Dataset items
▬▬▬
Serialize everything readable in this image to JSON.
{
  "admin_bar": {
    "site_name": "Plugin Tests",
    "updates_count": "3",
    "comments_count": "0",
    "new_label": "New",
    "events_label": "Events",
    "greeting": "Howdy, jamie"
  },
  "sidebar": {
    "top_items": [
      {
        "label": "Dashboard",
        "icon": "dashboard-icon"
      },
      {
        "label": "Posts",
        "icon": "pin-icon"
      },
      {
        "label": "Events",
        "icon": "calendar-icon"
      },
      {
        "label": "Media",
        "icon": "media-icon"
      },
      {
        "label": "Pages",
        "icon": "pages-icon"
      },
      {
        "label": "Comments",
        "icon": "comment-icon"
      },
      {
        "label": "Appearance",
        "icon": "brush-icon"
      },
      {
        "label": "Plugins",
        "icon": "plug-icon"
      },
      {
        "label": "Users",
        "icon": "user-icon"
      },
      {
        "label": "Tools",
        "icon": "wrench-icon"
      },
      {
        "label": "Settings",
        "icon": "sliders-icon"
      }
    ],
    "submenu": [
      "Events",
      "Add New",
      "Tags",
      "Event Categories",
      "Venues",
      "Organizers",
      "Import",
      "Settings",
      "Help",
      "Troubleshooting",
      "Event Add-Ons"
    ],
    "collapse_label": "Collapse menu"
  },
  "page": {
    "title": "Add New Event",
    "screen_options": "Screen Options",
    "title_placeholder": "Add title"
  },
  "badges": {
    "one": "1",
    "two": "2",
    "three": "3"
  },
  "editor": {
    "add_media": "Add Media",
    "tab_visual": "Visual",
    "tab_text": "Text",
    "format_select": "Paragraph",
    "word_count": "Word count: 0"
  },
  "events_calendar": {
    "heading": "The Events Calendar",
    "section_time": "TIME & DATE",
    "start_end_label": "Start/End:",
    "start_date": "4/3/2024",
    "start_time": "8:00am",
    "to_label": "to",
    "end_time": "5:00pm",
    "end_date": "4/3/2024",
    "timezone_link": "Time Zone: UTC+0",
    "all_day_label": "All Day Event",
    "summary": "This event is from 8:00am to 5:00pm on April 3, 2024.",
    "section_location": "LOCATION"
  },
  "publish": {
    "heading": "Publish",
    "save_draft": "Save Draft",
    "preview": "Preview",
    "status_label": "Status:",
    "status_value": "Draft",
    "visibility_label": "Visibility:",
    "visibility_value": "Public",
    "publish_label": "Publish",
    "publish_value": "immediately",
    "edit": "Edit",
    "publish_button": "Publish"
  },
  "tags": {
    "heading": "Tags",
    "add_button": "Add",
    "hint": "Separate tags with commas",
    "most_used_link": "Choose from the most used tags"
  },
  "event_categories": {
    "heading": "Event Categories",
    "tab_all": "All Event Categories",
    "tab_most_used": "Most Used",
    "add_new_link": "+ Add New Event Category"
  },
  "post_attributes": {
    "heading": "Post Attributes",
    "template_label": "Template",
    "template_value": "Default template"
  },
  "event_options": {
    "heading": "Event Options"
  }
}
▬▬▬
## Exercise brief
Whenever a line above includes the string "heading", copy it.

## Response area
    "heading": "The Events Calendar",
    "heading": "Publish",
    "heading": "Tags",
    "heading": "Event Categories",
    "heading": "Post Attributes",
    "heading": "Event Options"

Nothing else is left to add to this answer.